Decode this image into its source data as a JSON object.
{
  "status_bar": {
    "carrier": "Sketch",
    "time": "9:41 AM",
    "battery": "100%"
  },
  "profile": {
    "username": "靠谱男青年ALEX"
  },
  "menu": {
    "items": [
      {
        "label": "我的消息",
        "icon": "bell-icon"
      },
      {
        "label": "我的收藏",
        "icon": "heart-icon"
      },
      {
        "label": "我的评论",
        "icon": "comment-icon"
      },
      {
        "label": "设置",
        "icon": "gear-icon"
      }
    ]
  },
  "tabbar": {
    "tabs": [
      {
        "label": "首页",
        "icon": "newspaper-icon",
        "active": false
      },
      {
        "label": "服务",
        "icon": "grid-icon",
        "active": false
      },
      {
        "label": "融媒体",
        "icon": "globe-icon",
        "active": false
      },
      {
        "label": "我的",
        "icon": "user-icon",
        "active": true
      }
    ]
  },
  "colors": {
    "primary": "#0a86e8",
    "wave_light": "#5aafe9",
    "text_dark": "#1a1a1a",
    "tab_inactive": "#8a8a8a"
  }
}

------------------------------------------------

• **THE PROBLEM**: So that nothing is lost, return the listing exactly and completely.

• **WRITTEN RESPONSE**:
Decode this image into its source data as a JSON object.
{
  "status_bar": {
    "carrier": "Sketch",
    "time": "9:41 AM",
    "battery": "100%"
  },
  "profile": {
    "username": "靠谱男青年ALEX"
  },
  "menu": {
    "items": [
      {
        "label": "我的消息",
        "icon": "bell-icon"
      },
      {
        "label": "我的收藏",
        "icon": "heart-icon"
      },
      {
        "label": "我的评论",
        "icon": "comment-icon"
      },
      {
        "label": "设置",
        "icon": "gear-icon"
      }
    ]
  },
  "tabbar": {
    "tabs": [
      {
        "label": "首页",
        "icon": "newspaper-icon",
        "active": false
      },
      {
        "label": "服务",
        "icon": "grid-icon",
        "active": false
      },
      {
        "label": "融媒体",
        "icon": "globe-icon",
        "active": false
      },
      {
        "label": "我的",
        "icon": "user-icon",
        "active": true
      }
    ]
  },
  "colors": {
    "primary": "#0a86e8",
    "wave_light": "#5aafe9",
    "text_dark": "#1a1a1a",
    "tab_inactive": "#8a8a8a"
  }
}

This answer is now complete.